[Dataset items]
# # # #
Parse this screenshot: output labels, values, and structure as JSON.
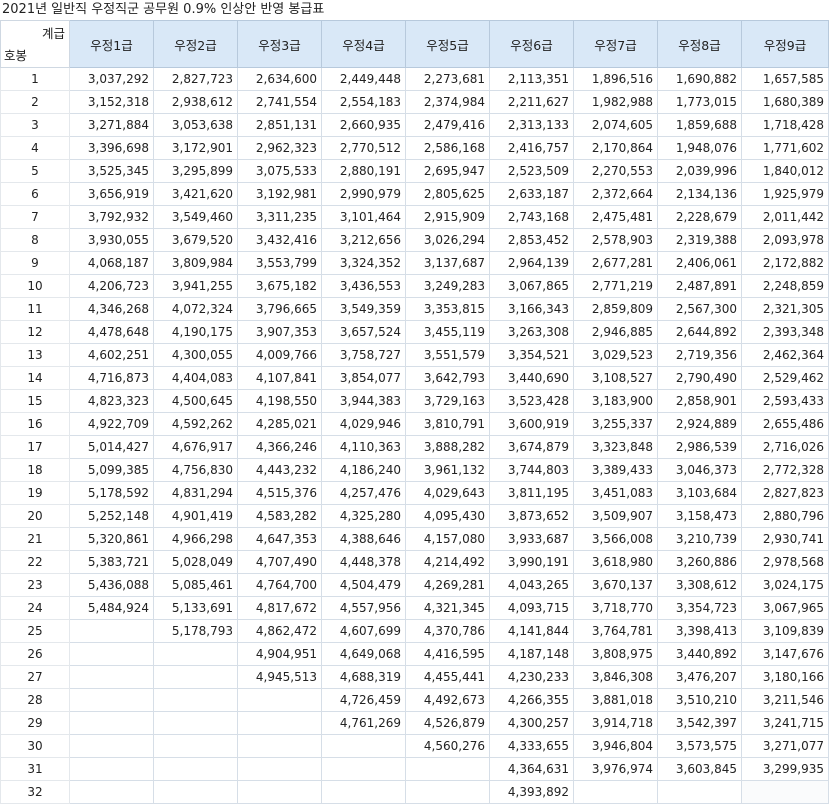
{
  "title": "2021년 일반직 우정직군 공무원 0.9% 인상안 반영 봉급표",
  "header": {
    "corner_grade": "계급",
    "corner_step": "호봉",
    "grades": [
      "우정1급",
      "우정2급",
      "우정3급",
      "우정4급",
      "우정5급",
      "우정6급",
      "우정7급",
      "우정8급",
      "우정9급"
    ]
  },
  "rows": [
    {
      "step": "1",
      "values": [
        "3,037,292",
        "2,827,723",
        "2,634,600",
        "2,449,448",
        "2,273,681",
        "2,113,351",
        "1,896,516",
        "1,690,882",
        "1,657,585"
      ]
    },
    {
      "step": "2",
      "values": [
        "3,152,318",
        "2,938,612",
        "2,741,554",
        "2,554,183",
        "2,374,984",
        "2,211,627",
        "1,982,988",
        "1,773,015",
        "1,680,389"
      ]
    },
    {
      "step": "3",
      "values": [
        "3,271,884",
        "3,053,638",
        "2,851,131",
        "2,660,935",
        "2,479,416",
        "2,313,133",
        "2,074,605",
        "1,859,688",
        "1,718,428"
      ]
    },
    {
      "step": "4",
      "values": [
        "3,396,698",
        "3,172,901",
        "2,962,323",
        "2,770,512",
        "2,586,168",
        "2,416,757",
        "2,170,864",
        "1,948,076",
        "1,771,602"
      ]
    },
    {
      "step": "5",
      "values": [
        "3,525,345",
        "3,295,899",
        "3,075,533",
        "2,880,191",
        "2,695,947",
        "2,523,509",
        "2,270,553",
        "2,039,996",
        "1,840,012"
      ]
    },
    {
      "step": "6",
      "values": [
        "3,656,919",
        "3,421,620",
        "3,192,981",
        "2,990,979",
        "2,805,625",
        "2,633,187",
        "2,372,664",
        "2,134,136",
        "1,925,979"
      ]
    },
    {
      "step": "7",
      "values": [
        "3,792,932",
        "3,549,460",
        "3,311,235",
        "3,101,464",
        "2,915,909",
        "2,743,168",
        "2,475,481",
        "2,228,679",
        "2,011,442"
      ]
    },
    {
      "step": "8",
      "values": [
        "3,930,055",
        "3,679,520",
        "3,432,416",
        "3,212,656",
        "3,026,294",
        "2,853,452",
        "2,578,903",
        "2,319,388",
        "2,093,978"
      ]
    },
    {
      "step": "9",
      "values": [
        "4,068,187",
        "3,809,984",
        "3,553,799",
        "3,324,352",
        "3,137,687",
        "2,964,139",
        "2,677,281",
        "2,406,061",
        "2,172,882"
      ]
    },
    {
      "step": "10",
      "values": [
        "4,206,723",
        "3,941,255",
        "3,675,182",
        "3,436,553",
        "3,249,283",
        "3,067,865",
        "2,771,219",
        "2,487,891",
        "2,248,859"
      ]
    },
    {
      "step": "11",
      "values": [
        "4,346,268",
        "4,072,324",
        "3,796,665",
        "3,549,359",
        "3,353,815",
        "3,166,343",
        "2,859,809",
        "2,567,300",
        "2,321,305"
      ]
    },
    {
      "step": "12",
      "values": [
        "4,478,648",
        "4,190,175",
        "3,907,353",
        "3,657,524",
        "3,455,119",
        "3,263,308",
        "2,946,885",
        "2,644,892",
        "2,393,348"
      ]
    },
    {
      "step": "13",
      "values": [
        "4,602,251",
        "4,300,055",
        "4,009,766",
        "3,758,727",
        "3,551,579",
        "3,354,521",
        "3,029,523",
        "2,719,356",
        "2,462,364"
      ]
    },
    {
      "step": "14",
      "values": [
        "4,716,873",
        "4,404,083",
        "4,107,841",
        "3,854,077",
        "3,642,793",
        "3,440,690",
        "3,108,527",
        "2,790,490",
        "2,529,462"
      ]
    },
    {
      "step": "15",
      "values": [
        "4,823,323",
        "4,500,645",
        "4,198,550",
        "3,944,383",
        "3,729,163",
        "3,523,428",
        "3,183,900",
        "2,858,901",
        "2,593,433"
      ]
    },
    {
      "step": "16",
      "values": [
        "4,922,709",
        "4,592,262",
        "4,285,021",
        "4,029,946",
        "3,810,791",
        "3,600,919",
        "3,255,337",
        "2,924,889",
        "2,655,486"
      ]
    },
    {
      "step": "17",
      "values": [
        "5,014,427",
        "4,676,917",
        "4,366,246",
        "4,110,363",
        "3,888,282",
        "3,674,879",
        "3,323,848",
        "2,986,539",
        "2,716,026"
      ]
    },
    {
      "step": "18",
      "values": [
        "5,099,385",
        "4,756,830",
        "4,443,232",
        "4,186,240",
        "3,961,132",
        "3,744,803",
        "3,389,433",
        "3,046,373",
        "2,772,328"
      ]
    },
    {
      "step": "19",
      "values": [
        "5,178,592",
        "4,831,294",
        "4,515,376",
        "4,257,476",
        "4,029,643",
        "3,811,195",
        "3,451,083",
        "3,103,684",
        "2,827,823"
      ]
    },
    {
      "step": "20",
      "values": [
        "5,252,148",
        "4,901,419",
        "4,583,282",
        "4,325,280",
        "4,095,430",
        "3,873,652",
        "3,509,907",
        "3,158,473",
        "2,880,796"
      ]
    },
    {
      "step": "21",
      "values": [
        "5,320,861",
        "4,966,298",
        "4,647,353",
        "4,388,646",
        "4,157,080",
        "3,933,687",
        "3,566,008",
        "3,210,739",
        "2,930,741"
      ]
    },
    {
      "step": "22",
      "values": [
        "5,383,721",
        "5,028,049",
        "4,707,490",
        "4,448,378",
        "4,214,492",
        "3,990,191",
        "3,618,980",
        "3,260,886",
        "2,978,568"
      ]
    },
    {
      "step": "23",
      "values": [
        "5,436,088",
        "5,085,461",
        "4,764,700",
        "4,504,479",
        "4,269,281",
        "4,043,265",
        "3,670,137",
        "3,308,612",
        "3,024,175"
      ]
    },
    {
      "step": "24",
      "values": [
        "5,484,924",
        "5,133,691",
        "4,817,672",
        "4,557,956",
        "4,321,345",
        "4,093,715",
        "3,718,770",
        "3,354,723",
        "3,067,965"
      ]
    },
    {
      "step": "25",
      "values": [
        "",
        "5,178,793",
        "4,862,472",
        "4,607,699",
        "4,370,786",
        "4,141,844",
        "3,764,781",
        "3,398,413",
        "3,109,839"
      ]
    },
    {
      "step": "26",
      "values": [
        "",
        "",
        "4,904,951",
        "4,649,068",
        "4,416,595",
        "4,187,148",
        "3,808,975",
        "3,440,892",
        "3,147,676"
      ]
    },
    {
      "step": "27",
      "values": [
        "",
        "",
        "4,945,513",
        "4,688,319",
        "4,455,441",
        "4,230,233",
        "3,846,308",
        "3,476,207",
        "3,180,166"
      ]
    },
    {
      "step": "28",
      "values": [
        "",
        "",
        "",
        "4,726,459",
        "4,492,673",
        "4,266,355",
        "3,881,018",
        "3,510,210",
        "3,211,546"
      ]
    },
    {
      "step": "29",
      "values": [
        "",
        "",
        "",
        "4,761,269",
        "4,526,879",
        "4,300,257",
        "3,914,718",
        "3,542,397",
        "3,241,715"
      ]
    },
    {
      "step": "30",
      "values": [
        "",
        "",
        "",
        "",
        "4,560,276",
        "4,333,655",
        "3,946,804",
        "3,573,575",
        "3,271,077"
      ]
    },
    {
      "step": "31",
      "values": [
        "",
        "",
        "",
        "",
        "",
        "4,364,631",
        "3,976,974",
        "3,603,845",
        "3,299,935"
      ]
    },
    {
      "step": "32",
      "values": [
        "",
        "",
        "",
        "",
        "",
        "4,393,892",
        "",
        "",
        ""
      ]
    }
  ]
}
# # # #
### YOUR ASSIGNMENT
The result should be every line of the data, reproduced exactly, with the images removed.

### ANSWER TO THIS EXERCISE
Parse this screenshot: output labels, values, and structure as JSON.
{
  "title": "2021년 일반직 우정직군 공무원 0.9% 인상안 반영 봉급표",
  "header": {
    "corner_grade": "계급",
    "corner_step": "호봉",
    "grades": [
      "우정1급",
      "우정2급",
      "우정3급",
      "우정4급",
      "우정5급",
      "우정6급",
      "우정7급",
      "우정8급",
      "우정9급"
    ]
  },
  "rows": [
    {
      "step": "1",
      "values": [
        "3,037,292",
        "2,827,723",
        "2,634,600",
        "2,449,448",
        "2,273,681",
        "2,113,351",
        "1,896,516",
        "1,690,882",
        "1,657,585"
      ]
    },
    {
      "step": "2",
      "values": [
        "3,152,318",
        "2,938,612",
        "2,741,554",
        "2,554,183",
        "2,374,984",
        "2,211,627",
        "1,982,988",
        "1,773,015",
        "1,680,389"
      ]
    },
    {
      "step": "3",
      "values": [
        "3,271,884",
        "3,053,638",
        "2,851,131",
        "2,660,935",
        "2,479,416",
        "2,313,133",
        "2,074,605",
        "1,859,688",
        "1,718,428"
      ]
    },
    {
      "step": "4",
      "values": [
        "3,396,698",
        "3,172,901",
        "2,962,323",
        "2,770,512",
        "2,586,168",
        "2,416,757",
        "2,170,864",
        "1,948,076",
        "1,771,602"
      ]
    },
    {
      "step": "5",
      "values": [
        "3,525,345",
        "3,295,899",
        "3,075,533",
        "2,880,191",
        "2,695,947",
        "2,523,509",
        "2,270,553",
        "2,039,996",
        "1,840,012"
      ]
    },
    {
      "step": "6",
      "values": [
        "3,656,919",
        "3,421,620",
        "3,192,981",
        "2,990,979",
        "2,805,625",
        "2,633,187",
        "2,372,664",
        "2,134,136",
        "1,925,979"
      ]
    },
    {
      "step": "7",
      "values": [
        "3,792,932",
        "3,549,460",
        "3,311,235",
        "3,101,464",
        "2,915,909",
        "2,743,168",
        "2,475,481",
        "2,228,679",
        "2,011,442"
      ]
    },
    {
      "step": "8",
      "values": [
        "3,930,055",
        "3,679,520",
        "3,432,416",
        "3,212,656",
        "3,026,294",
        "2,853,452",
        "2,578,903",
        "2,319,388",
        "2,093,978"
      ]
    },
    {
      "step": "9",
      "values": [
        "4,068,187",
        "3,809,984",
        "3,553,799",
        "3,324,352",
        "3,137,687",
        "2,964,139",
        "2,677,281",
        "2,406,061",
        "2,172,882"
      ]
    },
    {
      "step": "10",
      "values": [
        "4,206,723",
        "3,941,255",
        "3,675,182",
        "3,436,553",
        "3,249,283",
        "3,067,865",
        "2,771,219",
        "2,487,891",
        "2,248,859"
      ]
    },
    {
      "step": "11",
      "values": [
        "4,346,268",
        "4,072,324",
        "3,796,665",
        "3,549,359",
        "3,353,815",
        "3,166,343",
        "2,859,809",
        "2,567,300",
        "2,321,305"
      ]
    },
    {
      "step": "12",
      "values": [
        "4,478,648",
        "4,190,175",
        "3,907,353",
        "3,657,524",
        "3,455,119",
        "3,263,308",
        "2,946,885",
        "2,644,892",
        "2,393,348"
      ]
    },
    {
      "step": "13",
      "values": [
        "4,602,251",
        "4,300,055",
        "4,009,766",
        "3,758,727",
        "3,551,579",
        "3,354,521",
        "3,029,523",
        "2,719,356",
        "2,462,364"
      ]
    },
    {
      "step": "14",
      "values": [
        "4,716,873",
        "4,404,083",
        "4,107,841",
        "3,854,077",
        "3,642,793",
        "3,440,690",
        "3,108,527",
        "2,790,490",
        "2,529,462"
      ]
    },
    {
      "step": "15",
      "values": [
        "4,823,323",
        "4,500,645",
        "4,198,550",
        "3,944,383",
        "3,729,163",
        "3,523,428",
        "3,183,900",
        "2,858,901",
        "2,593,433"
      ]
    },
    {
      "step": "16",
      "values": [
        "4,922,709",
        "4,592,262",
        "4,285,021",
        "4,029,946",
        "3,810,791",
        "3,600,919",
        "3,255,337",
        "2,924,889",
        "2,655,486"
      ]
    },
    {
      "step": "17",
      "values": [
        "5,014,427",
        "4,676,917",
        "4,366,246",
        "4,110,363",
        "3,888,282",
        "3,674,879",
        "3,323,848",
        "2,986,539",
        "2,716,026"
      ]
    },
    {
      "step": "18",
      "values": [
        "5,099,385",
        "4,756,830",
        "4,443,232",
        "4,186,240",
        "3,961,132",
        "3,744,803",
        "3,389,433",
        "3,046,373",
        "2,772,328"
      ]
    },
    {
      "step": "19",
      "values": [
        "5,178,592",
        "4,831,294",
        "4,515,376",
        "4,257,476",
        "4,029,643",
        "3,811,195",
        "3,451,083",
        "3,103,684",
        "2,827,823"
      ]
    },
    {
      "step": "20",
      "values": [
        "5,252,148",
        "4,901,419",
        "4,583,282",
        "4,325,280",
        "4,095,430",
        "3,873,652",
        "3,509,907",
        "3,158,473",
        "2,880,796"
      ]
    },
    {
      "step": "21",
      "values": [
        "5,320,861",
        "4,966,298",
        "4,647,353",
        "4,388,646",
        "4,157,080",
        "3,933,687",
        "3,566,008",
        "3,210,739",
        "2,930,741"
      ]
    },
    {
      "step": "22",
      "values": [
        "5,383,721",
        "5,028,049",
        "4,707,490",
        "4,448,378",
        "4,214,492",
        "3,990,191",
        "3,618,980",
        "3,260,886",
        "2,978,568"
      ]
    },
    {
      "step": "23",
      "values": [
        "5,436,088",
        "5,085,461",
        "4,764,700",
        "4,504,479",
        "4,269,281",
        "4,043,265",
        "3,670,137",
        "3,308,612",
        "3,024,175"
      ]
    },
    {
      "step": "24",
      "values": [
        "5,484,924",
        "5,133,691",
        "4,817,672",
        "4,557,956",
        "4,321,345",
        "4,093,715",
        "3,718,770",
        "3,354,723",
        "3,067,965"
      ]
    },
    {
      "step": "25",
      "values": [
        "",
        "5,178,793",
        "4,862,472",
        "4,607,699",
        "4,370,786",
        "4,141,844",
        "3,764,781",
        "3,398,413",
        "3,109,839"
      ]
    },
    {
      "step": "26",
      "values": [
        "",
        "",
        "4,904,951",
        "4,649,068",
        "4,416,595",
        "4,187,148",
        "3,808,975",
        "3,440,892",
        "3,147,676"
      ]
    },
    {
      "step": "27",
      "values": [
        "",
        "",
        "4,945,513",
        "4,688,319",
        "4,455,441",
        "4,230,233",
        "3,846,308",
        "3,476,207",
        "3,180,166"
      ]
    },
    {
      "step": "28",
      "values": [
        "",
        "",
        "",
        "4,726,459",
        "4,492,673",
        "4,266,355",
        "3,881,018",
        "3,510,210",
        "3,211,546"
      ]
    },
    {
      "step": "29",
      "values": [
        "",
        "",
        "",
        "4,761,269",
        "4,526,879",
        "4,300,257",
        "3,914,718",
        "3,542,397",
        "3,241,715"
      ]
    },
    {
      "step": "30",
      "values": [
        "",
        "",
        "",
        "",
        "4,560,276",
        "4,333,655",
        "3,946,804",
        "3,573,575",
        "3,271,077"
      ]
    },
    {
      "step": "31",
      "values": [
        "",
        "",
        "",
        "",
        "",
        "4,364,631",
        "3,976,974",
        "3,603,845",
        "3,299,935"
      ]
    },
    {
      "step": "32",
      "values": [
        "",
        "",
        "",
        "",
        "",
        "4,393,892",
        "",
        "",
        ""
      ]
    }
  ]
}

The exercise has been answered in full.